------ DATASET

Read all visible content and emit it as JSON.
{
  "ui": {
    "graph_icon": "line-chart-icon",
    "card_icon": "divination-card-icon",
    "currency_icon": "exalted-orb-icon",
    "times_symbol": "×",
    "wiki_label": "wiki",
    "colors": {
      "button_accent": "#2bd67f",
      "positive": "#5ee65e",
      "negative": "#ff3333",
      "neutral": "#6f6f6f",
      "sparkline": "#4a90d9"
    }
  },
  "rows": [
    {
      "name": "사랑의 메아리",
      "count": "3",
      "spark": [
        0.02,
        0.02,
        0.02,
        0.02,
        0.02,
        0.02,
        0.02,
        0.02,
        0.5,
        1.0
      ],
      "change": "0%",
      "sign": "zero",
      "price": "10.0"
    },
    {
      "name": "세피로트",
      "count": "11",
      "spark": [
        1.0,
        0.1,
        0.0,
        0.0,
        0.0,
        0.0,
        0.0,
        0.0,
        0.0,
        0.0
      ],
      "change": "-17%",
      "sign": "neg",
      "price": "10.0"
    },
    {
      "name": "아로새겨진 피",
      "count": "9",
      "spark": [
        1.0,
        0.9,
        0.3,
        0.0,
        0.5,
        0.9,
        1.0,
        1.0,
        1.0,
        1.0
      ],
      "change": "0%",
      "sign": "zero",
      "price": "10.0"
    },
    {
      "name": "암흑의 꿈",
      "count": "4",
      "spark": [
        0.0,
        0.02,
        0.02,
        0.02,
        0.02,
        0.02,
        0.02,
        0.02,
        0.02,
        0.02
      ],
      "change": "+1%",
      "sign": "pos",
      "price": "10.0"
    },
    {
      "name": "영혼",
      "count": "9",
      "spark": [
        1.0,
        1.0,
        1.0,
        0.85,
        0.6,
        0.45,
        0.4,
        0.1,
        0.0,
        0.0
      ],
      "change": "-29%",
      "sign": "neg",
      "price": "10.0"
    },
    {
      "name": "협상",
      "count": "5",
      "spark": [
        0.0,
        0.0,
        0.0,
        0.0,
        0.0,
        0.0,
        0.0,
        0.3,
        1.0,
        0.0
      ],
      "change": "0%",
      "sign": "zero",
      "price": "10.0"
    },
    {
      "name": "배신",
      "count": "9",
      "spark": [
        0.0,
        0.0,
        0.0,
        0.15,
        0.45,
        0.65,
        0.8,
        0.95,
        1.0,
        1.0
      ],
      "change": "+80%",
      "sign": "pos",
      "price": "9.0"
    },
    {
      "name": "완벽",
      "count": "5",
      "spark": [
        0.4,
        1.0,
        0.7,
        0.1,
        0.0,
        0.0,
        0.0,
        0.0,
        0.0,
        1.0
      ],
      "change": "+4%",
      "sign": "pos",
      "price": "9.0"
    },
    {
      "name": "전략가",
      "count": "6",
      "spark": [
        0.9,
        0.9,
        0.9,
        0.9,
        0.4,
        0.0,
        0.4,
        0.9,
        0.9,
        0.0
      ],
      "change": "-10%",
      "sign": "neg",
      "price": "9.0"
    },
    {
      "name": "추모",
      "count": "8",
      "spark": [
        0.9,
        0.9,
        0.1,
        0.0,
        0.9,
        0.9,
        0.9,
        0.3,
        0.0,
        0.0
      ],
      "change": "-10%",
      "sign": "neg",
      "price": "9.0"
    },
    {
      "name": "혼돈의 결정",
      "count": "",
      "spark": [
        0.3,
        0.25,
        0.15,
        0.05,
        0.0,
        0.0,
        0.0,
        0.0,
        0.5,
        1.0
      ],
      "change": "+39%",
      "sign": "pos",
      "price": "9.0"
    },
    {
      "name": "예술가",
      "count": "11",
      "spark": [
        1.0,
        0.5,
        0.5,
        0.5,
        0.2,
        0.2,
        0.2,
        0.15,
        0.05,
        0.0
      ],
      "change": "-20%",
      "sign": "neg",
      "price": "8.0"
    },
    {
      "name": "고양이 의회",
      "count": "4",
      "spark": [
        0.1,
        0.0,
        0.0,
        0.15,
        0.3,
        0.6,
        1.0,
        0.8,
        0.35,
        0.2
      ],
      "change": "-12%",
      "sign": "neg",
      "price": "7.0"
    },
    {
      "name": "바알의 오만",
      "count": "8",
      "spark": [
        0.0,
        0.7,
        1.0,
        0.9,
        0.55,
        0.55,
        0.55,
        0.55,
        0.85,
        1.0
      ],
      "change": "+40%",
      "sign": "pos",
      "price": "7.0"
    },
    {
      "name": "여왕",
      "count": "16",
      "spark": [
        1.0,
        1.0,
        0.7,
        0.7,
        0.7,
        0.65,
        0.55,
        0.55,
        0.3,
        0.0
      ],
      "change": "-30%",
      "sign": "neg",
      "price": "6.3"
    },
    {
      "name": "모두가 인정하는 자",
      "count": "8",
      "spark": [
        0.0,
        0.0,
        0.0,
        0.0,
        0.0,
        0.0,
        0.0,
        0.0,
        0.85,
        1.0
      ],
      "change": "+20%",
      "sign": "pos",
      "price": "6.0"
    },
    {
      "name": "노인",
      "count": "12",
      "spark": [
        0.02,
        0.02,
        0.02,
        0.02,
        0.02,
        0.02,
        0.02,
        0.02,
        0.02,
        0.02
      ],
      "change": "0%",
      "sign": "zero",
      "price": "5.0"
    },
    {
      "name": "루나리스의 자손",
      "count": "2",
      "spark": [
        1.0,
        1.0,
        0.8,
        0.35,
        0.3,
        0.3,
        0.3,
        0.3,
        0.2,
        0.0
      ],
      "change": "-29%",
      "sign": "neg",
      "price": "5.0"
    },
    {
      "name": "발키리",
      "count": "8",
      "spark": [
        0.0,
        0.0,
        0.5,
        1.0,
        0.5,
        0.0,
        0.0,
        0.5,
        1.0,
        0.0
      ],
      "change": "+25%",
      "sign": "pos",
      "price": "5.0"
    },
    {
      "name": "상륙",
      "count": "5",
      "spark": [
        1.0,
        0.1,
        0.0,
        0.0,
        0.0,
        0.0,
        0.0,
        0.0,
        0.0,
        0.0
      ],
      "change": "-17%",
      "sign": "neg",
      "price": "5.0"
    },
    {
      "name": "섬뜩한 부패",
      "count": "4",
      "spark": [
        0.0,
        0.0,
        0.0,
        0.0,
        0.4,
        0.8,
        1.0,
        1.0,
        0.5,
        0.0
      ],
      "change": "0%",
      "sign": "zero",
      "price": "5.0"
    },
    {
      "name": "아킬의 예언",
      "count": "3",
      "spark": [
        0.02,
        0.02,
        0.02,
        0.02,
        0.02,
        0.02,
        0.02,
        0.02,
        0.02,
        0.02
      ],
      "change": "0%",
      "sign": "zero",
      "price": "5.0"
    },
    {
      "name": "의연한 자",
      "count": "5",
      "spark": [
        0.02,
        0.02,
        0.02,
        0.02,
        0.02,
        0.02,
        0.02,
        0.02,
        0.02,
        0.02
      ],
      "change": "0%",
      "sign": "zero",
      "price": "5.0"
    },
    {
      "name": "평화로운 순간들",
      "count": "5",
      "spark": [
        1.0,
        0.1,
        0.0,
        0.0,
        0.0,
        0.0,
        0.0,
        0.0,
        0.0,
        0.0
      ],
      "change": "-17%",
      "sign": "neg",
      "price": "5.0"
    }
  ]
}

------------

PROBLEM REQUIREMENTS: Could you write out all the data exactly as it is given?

SOLUTION BELOW:
Read all visible content and emit it as JSON.
{
  "ui": {
    "graph_icon": "line-chart-icon",
    "card_icon": "divination-card-icon",
    "currency_icon": "exalted-orb-icon",
    "times_symbol": "×",
    "wiki_label": "wiki",
    "colors": {
      "button_accent": "#2bd67f",
      "positive": "#5ee65e",
      "negative": "#ff3333",
      "neutral": "#6f6f6f",
      "sparkline": "#4a90d9"
    }
  },
  "rows": [
    {
      "name": "사랑의 메아리",
      "count": "3",
      "spark": [
        0.02,
        0.02,
        0.02,
        0.02,
        0.02,
        0.02,
        0.02,
        0.02,
        0.5,
        1.0
      ],
      "change": "0%",
      "sign": "zero",
      "price": "10.0"
    },
    {
      "name": "세피로트",
      "count": "11",
      "spark": [
        1.0,
        0.1,
        0.0,
        0.0,
        0.0,
        0.0,
        0.0,
        0.0,
        0.0,
        0.0
      ],
      "change": "-17%",
      "sign": "neg",
      "price": "10.0"
    },
    {
      "name": "아로새겨진 피",
      "count": "9",
      "spark": [
        1.0,
        0.9,
        0.3,
        0.0,
        0.5,
        0.9,
        1.0,
        1.0,
        1.0,
        1.0
      ],
      "change": "0%",
      "sign": "zero",
      "price": "10.0"
    },
    {
      "name": "암흑의 꿈",
      "count": "4",
      "spark": [
        0.0,
        0.02,
        0.02,
        0.02,
        0.02,
        0.02,
        0.02,
        0.02,
        0.02,
        0.02
      ],
      "change": "+1%",
      "sign": "pos",
      "price": "10.0"
    },
    {
      "name": "영혼",
      "count": "9",
      "spark": [
        1.0,
        1.0,
        1.0,
        0.85,
        0.6,
        0.45,
        0.4,
        0.1,
        0.0,
        0.0
      ],
      "change": "-29%",
      "sign": "neg",
      "price": "10.0"
    },
    {
      "name": "협상",
      "count": "5",
      "spark": [
        0.0,
        0.0,
        0.0,
        0.0,
        0.0,
        0.0,
        0.0,
        0.3,
        1.0,
        0.0
      ],
      "change": "0%",
      "sign": "zero",
      "price": "10.0"
    },
    {
      "name": "배신",
      "count": "9",
      "spark": [
        0.0,
        0.0,
        0.0,
        0.15,
        0.45,
        0.65,
        0.8,
        0.95,
        1.0,
        1.0
      ],
      "change": "+80%",
      "sign": "pos",
      "price": "9.0"
    },
    {
      "name": "완벽",
      "count": "5",
      "spark": [
        0.4,
        1.0,
        0.7,
        0.1,
        0.0,
        0.0,
        0.0,
        0.0,
        0.0,
        1.0
      ],
      "change": "+4%",
      "sign": "pos",
      "price": "9.0"
    },
    {
      "name": "전략가",
      "count": "6",
      "spark": [
        0.9,
        0.9,
        0.9,
        0.9,
        0.4,
        0.0,
        0.4,
        0.9,
        0.9,
        0.0
      ],
      "change": "-10%",
      "sign": "neg",
      "price": "9.0"
    },
    {
      "name": "추모",
      "count": "8",
      "spark": [
        0.9,
        0.9,
        0.1,
        0.0,
        0.9,
        0.9,
        0.9,
        0.3,
        0.0,
        0.0
      ],
      "change": "-10%",
      "sign": "neg",
      "price": "9.0"
    },
    {
      "name": "혼돈의 결정",
      "count": "",
      "spark": [
        0.3,
        0.25,
        0.15,
        0.05,
        0.0,
        0.0,
        0.0,
        0.0,
        0.5,
        1.0
      ],
      "change": "+39%",
      "sign": "pos",
      "price": "9.0"
    },
    {
      "name": "예술가",
      "count": "11",
      "spark": [
        1.0,
        0.5,
        0.5,
        0.5,
        0.2,
        0.2,
        0.2,
        0.15,
        0.05,
        0.0
      ],
      "change": "-20%",
      "sign": "neg",
      "price": "8.0"
    },
    {
      "name": "고양이 의회",
      "count": "4",
      "spark": [
        0.1,
        0.0,
        0.0,
        0.15,
        0.3,
        0.6,
        1.0,
        0.8,
        0.35,
        0.2
      ],
      "change": "-12%",
      "sign": "neg",
      "price": "7.0"
    },
    {
      "name": "바알의 오만",
      "count": "8",
      "spark": [
        0.0,
        0.7,
        1.0,
        0.9,
        0.55,
        0.55,
        0.55,
        0.55,
        0.85,
        1.0
      ],
      "change": "+40%",
      "sign": "pos",
      "price": "7.0"
    },
    {
      "name": "여왕",
      "count": "16",
      "spark": [
        1.0,
        1.0,
        0.7,
        0.7,
        0.7,
        0.65,
        0.55,
        0.55,
        0.3,
        0.0
      ],
      "change": "-30%",
      "sign": "neg",
      "price": "6.3"
    },
    {
      "name": "모두가 인정하는 자",
      "count": "8",
      "spark": [
        0.0,
        0.0,
        0.0,
        0.0,
        0.0,
        0.0,
        0.0,
        0.0,
        0.85,
        1.0
      ],
      "change": "+20%",
      "sign": "pos",
      "price": "6.0"
    },
    {
      "name": "노인",
      "count": "12",
      "spark": [
        0.02,
        0.02,
        0.02,
        0.02,
        0.02,
        0.02,
        0.02,
        0.02,
        0.02,
        0.02
      ],
      "change": "0%",
      "sign": "zero",
      "price": "5.0"
    },
    {
      "name": "루나리스의 자손",
      "count": "2",
      "spark": [
        1.0,
        1.0,
        0.8,
        0.35,
        0.3,
        0.3,
        0.3,
        0.3,
        0.2,
        0.0
      ],
      "change": "-29%",
      "sign": "neg",
      "price": "5.0"
    },
    {
      "name": "발키리",
      "count": "8",
      "spark": [
        0.0,
        0.0,
        0.5,
        1.0,
        0.5,
        0.0,
        0.0,
        0.5,
        1.0,
        0.0
      ],
      "change": "+25%",
      "sign": "pos",
      "price": "5.0"
    },
    {
      "name": "상륙",
      "count": "5",
      "spark": [
        1.0,
        0.1,
        0.0,
        0.0,
        0.0,
        0.0,
        0.0,
        0.0,
        0.0,
        0.0
      ],
      "change": "-17%",
      "sign": "neg",
      "price": "5.0"
    },
    {
      "name": "섬뜩한 부패",
      "count": "4",
      "spark": [
        0.0,
        0.0,
        0.0,
        0.0,
        0.4,
        0.8,
        1.0,
        1.0,
        0.5,
        0.0
      ],
      "change": "0%",
      "sign": "zero",
      "price": "5.0"
    },
    {
      "name": "아킬의 예언",
      "count": "3",
      "spark": [
        0.02,
        0.02,
        0.02,
        0.02,
        0.02,
        0.02,
        0.02,
        0.02,
        0.02,
        0.02
      ],
      "change": "0%",
      "sign": "zero",
      "price": "5.0"
    },
    {
      "name": "의연한 자",
      "count": "5",
      "spark": [
        0.02,
        0.02,
        0.02,
        0.02,
        0.02,
        0.02,
        0.02,
        0.02,
        0.02,
        0.02
      ],
      "change": "0%",
      "sign": "zero",
      "price": "5.0"
    },
    {
      "name": "평화로운 순간들",
      "count": "5",
      "spark": [
        1.0,
        0.1,
        0.0,
        0.0,
        0.0,
        0.0,
        0.0,
        0.0,
        0.0,
        0.0
      ],
      "change": "-17%",
      "sign": "neg",
      "price": "5.0"
    }
  ]
}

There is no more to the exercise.